Re: Issue 133: SOAP and Web Architecture: Draft sentences for HTTP bi nding preamble.

"Williams, Stuart" wrote:
> 7.1 Introduction
> This SOAP binding specification adheres to the SOAP Binding Framework (see
> SOAP Transport Binding Framework), and as such uses abstract properties as a
> descriptive tool for defining the functionality of certain features.
> </draft>
> Comments? Flames? etc.

I think Mark Baker is on vacation. I don't have time to go through all
of the discussions again but I do not think it is sufficient and I doubt
he would. 

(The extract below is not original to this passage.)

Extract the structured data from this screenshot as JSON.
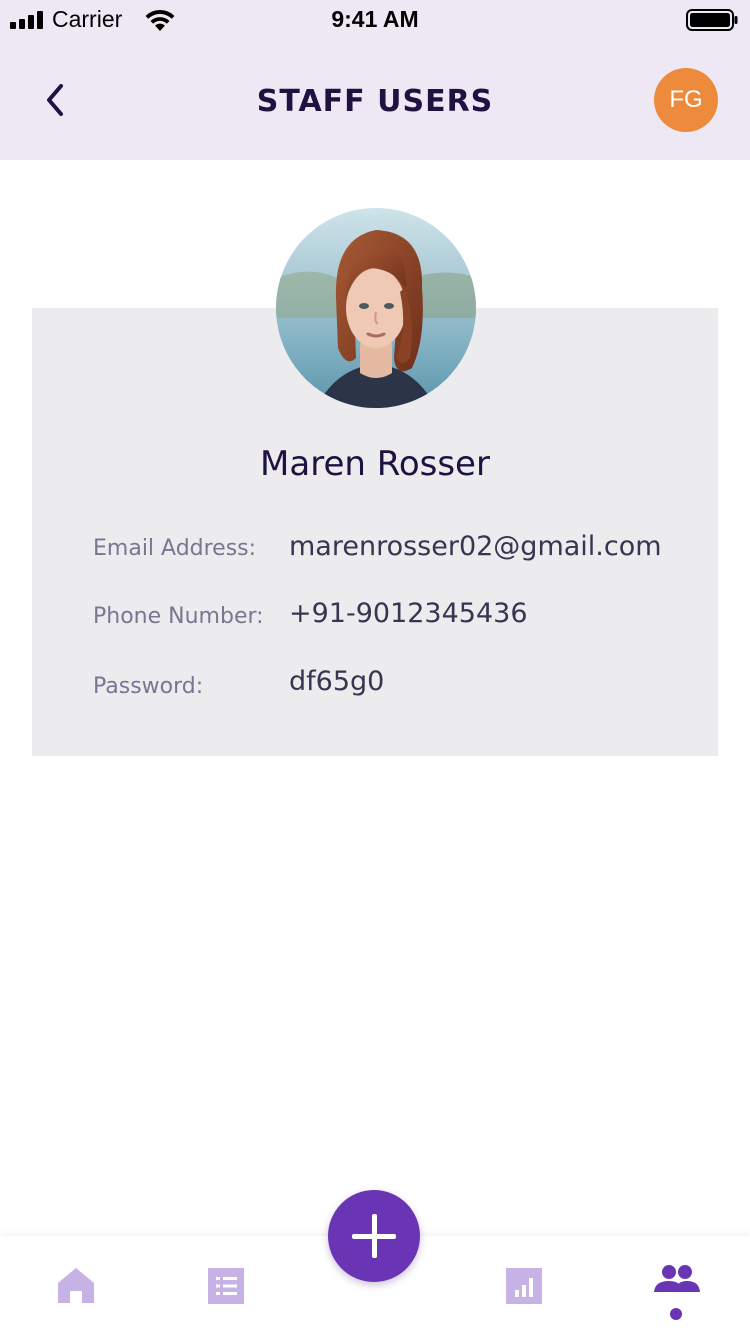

> It is also possible to use
> the HTTP binding specified here in a way that preserves the semantics of the
> HTTP POST method [ref RFC2616], however the onus to ensure the preservation
> of HTTP POST semantics falls upon the SOAP application developer.

Of course you could define one particular method that preserves the
semantics of POST. But how could you define a service that did so when
the binding provides no way to use another method when POST is
inappropriate, for instance for safe, idempotent information retrieval
or deletion? The use of POST for this is an abuse:

"In HTTP, anything which does not have side-effects must use GET"


Although Tim has agreed that this is stated a little bit too strongly
the general approach is correct and the reasons for it are rock-solid
and are the foundations of the Web. It is great that you allow multiple
bindings but the default binding must respect the axioms of web
architecture. A SOAP call that does a safe and idempotent information
retrieval should use GET and express the thing that is being gotten
through the URI. SOAP should have a built-in feature that allows this.

 Paul Prescod

Received on Tuesday, 19 February 2002 04:35:51 UTC